Associate Professor, Department of Physics, McGill University
Associate Member, Department of Electrical and Computer Engineering, McGill University
Canada Research Chair in Astro-particle Physics
Fellow in the CIfAR Cosmology and Gravity Program
Ernest Rutherford Physics Building
3600 Rue University
Montréal, Québec, Canada H3A 2T8
Tel: (514) 398-6500
Fax: (514) 398-8434 (please use email instead of fax)
- Blog for the deployment of the South Pole Telescope Jan/Feb 2007
Matt holds a B.Sc from McGill University (Canada) and earned his doctorate in experimental Particle Physics (April 2002) from the University of Victoria (Canada) as a member of the ATLAS experiment collaboration at CERN, in Switzerland. Matt held an Owen Chamberlain Fellowship at Lawrence Berkeley aboratory in the United States where he built experiments which use the Cosmic Microwave Background as a tool to probe the early universe. In January 2006, Matt moved his research to McGill University, where he was awarded a Canada Research Chair and began a position as Asst. Professor. In 2007 he became a scholar in the Canadian Institute for Advanced Research (CIfAR) Cosmology and Gravity group. Matt continues to build and perform measurements with cutting edge instrumentation to better understand the universe in which we live.
My research aims to improve our understanding of the fundamental constituents of the universe – including its origin, history, and fate – as well as providing new insight into the early universe, where the laws of particle physics and cosmology intersect. At McGill our group is building novel instrumentation and experiments to explore the early universe with mm-wavelength observations of the Cosmic Microwave Background (CMB) radiation.
My physics background is in High Energy Particle Physics. I am a member of the ATLAS collaboration at CERN, in Geneva, Switzerland. I served as co-convener for the ATLAS Standard Model Working Group for 2 terms. I played a role in building and testing the Hadronic Endcap Calorimeter and am primarily interested in vector boson physics and Monte Carlo techniques for QCD corrections.
- The CMB polarization is one of the few tools we know of to probe physics at inflationary energy scales, where grand unified theories may manifest themselves. At McGill, we heavily involved with the NASA balloon-borne experiment EBEX, the South Pole Telescope Polarimeter, and POLARBEAR. These experiments may unveil the signature of inflationary gravity waves using the CMB polarization.
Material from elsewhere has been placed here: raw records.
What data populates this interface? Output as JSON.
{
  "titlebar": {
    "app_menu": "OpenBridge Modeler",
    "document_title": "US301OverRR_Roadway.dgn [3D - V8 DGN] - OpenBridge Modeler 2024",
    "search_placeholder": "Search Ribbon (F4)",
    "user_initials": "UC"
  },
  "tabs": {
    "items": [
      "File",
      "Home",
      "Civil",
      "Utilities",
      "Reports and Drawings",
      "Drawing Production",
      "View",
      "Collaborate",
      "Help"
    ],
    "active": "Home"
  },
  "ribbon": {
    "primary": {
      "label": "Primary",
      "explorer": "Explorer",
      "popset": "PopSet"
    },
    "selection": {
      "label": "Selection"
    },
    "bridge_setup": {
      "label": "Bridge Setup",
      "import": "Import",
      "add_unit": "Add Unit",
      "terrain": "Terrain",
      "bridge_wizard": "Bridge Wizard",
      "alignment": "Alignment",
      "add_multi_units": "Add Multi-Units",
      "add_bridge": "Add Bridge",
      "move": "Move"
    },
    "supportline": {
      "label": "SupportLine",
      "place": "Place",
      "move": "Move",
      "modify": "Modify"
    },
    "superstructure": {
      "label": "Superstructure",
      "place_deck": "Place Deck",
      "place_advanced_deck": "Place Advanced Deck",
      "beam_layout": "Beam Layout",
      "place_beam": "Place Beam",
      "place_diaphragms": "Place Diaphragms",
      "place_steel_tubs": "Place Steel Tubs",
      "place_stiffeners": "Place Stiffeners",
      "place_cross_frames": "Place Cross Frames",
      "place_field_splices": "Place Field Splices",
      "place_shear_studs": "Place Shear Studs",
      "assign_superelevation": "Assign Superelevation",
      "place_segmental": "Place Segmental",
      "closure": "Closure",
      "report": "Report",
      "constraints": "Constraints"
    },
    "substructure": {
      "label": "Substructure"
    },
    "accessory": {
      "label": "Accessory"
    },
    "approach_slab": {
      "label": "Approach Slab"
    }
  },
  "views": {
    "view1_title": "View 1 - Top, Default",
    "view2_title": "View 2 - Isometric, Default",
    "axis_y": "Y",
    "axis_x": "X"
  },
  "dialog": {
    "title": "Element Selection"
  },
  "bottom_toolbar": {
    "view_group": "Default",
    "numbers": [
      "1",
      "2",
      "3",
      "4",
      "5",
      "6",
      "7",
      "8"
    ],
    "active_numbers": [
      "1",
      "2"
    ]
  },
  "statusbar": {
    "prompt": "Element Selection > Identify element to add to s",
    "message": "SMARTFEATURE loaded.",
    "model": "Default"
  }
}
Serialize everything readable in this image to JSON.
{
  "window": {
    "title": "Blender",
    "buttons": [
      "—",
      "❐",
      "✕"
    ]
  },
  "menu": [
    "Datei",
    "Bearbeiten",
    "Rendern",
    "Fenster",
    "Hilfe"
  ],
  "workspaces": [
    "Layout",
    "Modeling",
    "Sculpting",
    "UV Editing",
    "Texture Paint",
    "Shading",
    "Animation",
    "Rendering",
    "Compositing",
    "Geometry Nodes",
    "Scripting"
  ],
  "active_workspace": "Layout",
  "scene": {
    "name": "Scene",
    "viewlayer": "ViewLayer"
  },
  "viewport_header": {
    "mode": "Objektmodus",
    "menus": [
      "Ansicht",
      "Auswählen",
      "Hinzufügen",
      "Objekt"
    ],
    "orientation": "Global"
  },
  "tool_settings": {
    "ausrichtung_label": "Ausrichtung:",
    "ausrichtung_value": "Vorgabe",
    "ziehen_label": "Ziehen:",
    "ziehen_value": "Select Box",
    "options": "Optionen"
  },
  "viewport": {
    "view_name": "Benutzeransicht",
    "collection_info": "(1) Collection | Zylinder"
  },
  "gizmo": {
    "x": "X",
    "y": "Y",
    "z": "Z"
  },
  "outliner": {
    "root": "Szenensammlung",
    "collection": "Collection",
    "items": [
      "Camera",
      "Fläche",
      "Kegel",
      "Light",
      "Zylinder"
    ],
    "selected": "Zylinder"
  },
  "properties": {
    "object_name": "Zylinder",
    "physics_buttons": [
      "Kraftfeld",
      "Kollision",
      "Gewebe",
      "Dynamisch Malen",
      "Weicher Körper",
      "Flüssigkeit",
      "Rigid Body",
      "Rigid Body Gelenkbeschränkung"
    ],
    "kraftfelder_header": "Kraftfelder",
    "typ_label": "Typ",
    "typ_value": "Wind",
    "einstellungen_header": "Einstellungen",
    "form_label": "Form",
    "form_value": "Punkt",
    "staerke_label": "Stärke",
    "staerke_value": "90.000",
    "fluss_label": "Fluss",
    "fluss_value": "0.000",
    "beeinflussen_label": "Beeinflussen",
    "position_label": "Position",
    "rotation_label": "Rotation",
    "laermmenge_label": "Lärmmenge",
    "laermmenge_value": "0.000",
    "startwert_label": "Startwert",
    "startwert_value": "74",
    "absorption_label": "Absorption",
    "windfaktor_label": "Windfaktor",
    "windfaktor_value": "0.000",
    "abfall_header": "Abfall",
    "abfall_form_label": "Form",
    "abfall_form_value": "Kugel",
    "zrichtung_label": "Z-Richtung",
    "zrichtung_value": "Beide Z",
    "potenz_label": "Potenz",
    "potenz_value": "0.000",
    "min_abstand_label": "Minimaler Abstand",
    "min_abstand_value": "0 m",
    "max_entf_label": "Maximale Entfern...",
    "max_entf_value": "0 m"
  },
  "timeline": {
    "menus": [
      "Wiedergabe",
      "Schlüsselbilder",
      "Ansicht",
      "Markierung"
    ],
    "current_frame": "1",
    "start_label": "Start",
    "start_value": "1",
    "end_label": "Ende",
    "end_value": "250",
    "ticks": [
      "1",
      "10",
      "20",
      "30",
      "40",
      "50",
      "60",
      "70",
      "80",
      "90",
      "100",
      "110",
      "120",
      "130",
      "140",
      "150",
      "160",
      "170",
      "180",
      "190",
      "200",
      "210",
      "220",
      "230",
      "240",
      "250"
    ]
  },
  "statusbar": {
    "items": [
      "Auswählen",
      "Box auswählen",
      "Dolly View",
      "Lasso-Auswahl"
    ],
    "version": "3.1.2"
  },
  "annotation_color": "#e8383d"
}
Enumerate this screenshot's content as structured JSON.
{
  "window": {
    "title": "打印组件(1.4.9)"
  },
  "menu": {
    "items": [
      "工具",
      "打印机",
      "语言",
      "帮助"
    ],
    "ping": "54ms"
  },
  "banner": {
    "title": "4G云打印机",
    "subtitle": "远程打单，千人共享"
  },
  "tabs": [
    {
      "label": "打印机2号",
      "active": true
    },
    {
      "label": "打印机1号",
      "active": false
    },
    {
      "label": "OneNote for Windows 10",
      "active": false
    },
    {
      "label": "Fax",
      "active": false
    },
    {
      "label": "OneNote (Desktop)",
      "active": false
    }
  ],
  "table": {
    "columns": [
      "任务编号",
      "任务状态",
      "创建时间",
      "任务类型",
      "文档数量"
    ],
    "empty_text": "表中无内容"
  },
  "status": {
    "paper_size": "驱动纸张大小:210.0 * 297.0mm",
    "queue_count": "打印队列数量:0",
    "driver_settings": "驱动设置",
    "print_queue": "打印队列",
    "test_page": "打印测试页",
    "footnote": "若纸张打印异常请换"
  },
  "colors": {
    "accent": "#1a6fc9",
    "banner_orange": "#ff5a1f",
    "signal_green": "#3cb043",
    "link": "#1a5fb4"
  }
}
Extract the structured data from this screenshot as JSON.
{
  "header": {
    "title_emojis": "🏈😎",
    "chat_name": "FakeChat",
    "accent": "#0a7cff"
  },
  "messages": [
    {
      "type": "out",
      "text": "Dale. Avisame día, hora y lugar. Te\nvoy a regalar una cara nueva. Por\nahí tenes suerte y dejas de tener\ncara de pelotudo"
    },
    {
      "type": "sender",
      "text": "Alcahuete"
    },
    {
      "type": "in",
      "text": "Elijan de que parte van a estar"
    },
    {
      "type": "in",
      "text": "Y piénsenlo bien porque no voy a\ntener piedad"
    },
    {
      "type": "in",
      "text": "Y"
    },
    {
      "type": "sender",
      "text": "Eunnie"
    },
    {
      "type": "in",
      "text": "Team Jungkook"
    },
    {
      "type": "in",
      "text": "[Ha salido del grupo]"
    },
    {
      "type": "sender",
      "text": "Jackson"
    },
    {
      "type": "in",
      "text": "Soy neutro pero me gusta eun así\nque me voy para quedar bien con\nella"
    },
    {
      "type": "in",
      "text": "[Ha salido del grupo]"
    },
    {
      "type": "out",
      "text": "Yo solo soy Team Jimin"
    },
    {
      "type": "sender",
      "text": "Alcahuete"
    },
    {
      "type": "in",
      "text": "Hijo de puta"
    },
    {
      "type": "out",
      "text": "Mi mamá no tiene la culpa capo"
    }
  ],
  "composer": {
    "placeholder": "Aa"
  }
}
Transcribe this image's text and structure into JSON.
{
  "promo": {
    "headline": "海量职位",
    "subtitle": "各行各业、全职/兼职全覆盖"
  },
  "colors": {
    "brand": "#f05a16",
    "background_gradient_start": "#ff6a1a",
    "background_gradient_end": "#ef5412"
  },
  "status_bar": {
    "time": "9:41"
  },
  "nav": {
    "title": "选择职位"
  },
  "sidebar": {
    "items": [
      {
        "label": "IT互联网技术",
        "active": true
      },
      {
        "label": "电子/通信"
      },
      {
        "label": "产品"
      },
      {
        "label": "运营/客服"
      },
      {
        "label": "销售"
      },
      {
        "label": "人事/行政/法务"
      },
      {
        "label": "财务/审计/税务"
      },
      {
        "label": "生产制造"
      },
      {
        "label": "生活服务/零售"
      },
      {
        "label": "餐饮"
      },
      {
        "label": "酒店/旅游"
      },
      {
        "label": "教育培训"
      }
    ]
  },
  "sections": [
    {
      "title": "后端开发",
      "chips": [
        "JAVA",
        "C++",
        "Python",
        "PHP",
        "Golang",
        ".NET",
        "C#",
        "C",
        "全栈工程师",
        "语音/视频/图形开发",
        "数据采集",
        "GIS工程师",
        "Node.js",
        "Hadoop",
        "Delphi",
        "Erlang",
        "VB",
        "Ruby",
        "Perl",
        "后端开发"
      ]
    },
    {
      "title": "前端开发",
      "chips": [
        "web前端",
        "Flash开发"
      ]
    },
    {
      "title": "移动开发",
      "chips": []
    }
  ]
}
- Another fundamental unknown is the nature of Dark Energy, which presently accounts for about 70% of the energy density in the universe. I am involved with two experiments, APEX-SZ and the South Pole Telescope, which will use a subtle distortion of the CMB from Galaxy Clusters called the Sunyaev-Zel'dovich effect to measure the expansion history of the universe and gain new information about Dark Energy.
- The Canadian Hydrogen Intensity Mapping Experiment (CHIME) is an exciting new project for mapping the 21cm signature from z=1-2.5.
- The CMB experiments described above employ a new type of readout system (called frequency domain multiplexing), which is my main instrumentation focus.
- HepMC is an OO Event Record software Package for HEP which I wrote as a graduate student.
Cosmic Microwave Background (CMB) measurements are complementary to particle physics. Particle physics addresses the smallest structures in the universe, while cosmology addresses the very largest. Particle accelerators `work up' towards ever-higher energy scales, attempting to learn something about unification--perhaps a supersymmetry which conspires to bring the unification scale down towards the electroweak scale. If the inflationary scale is high (1015-1016 GeV), its fingerprint should be observable in the CMB polarization. The amplitude of this type of polarization signal is proportional to the inflationary scale (making it easier to see if the scales are larger), and so these measurements in effect `look down' from high energy scales. In the very early universe, the laws of particle physics and cosmology intersect, and this is the science which interests me most.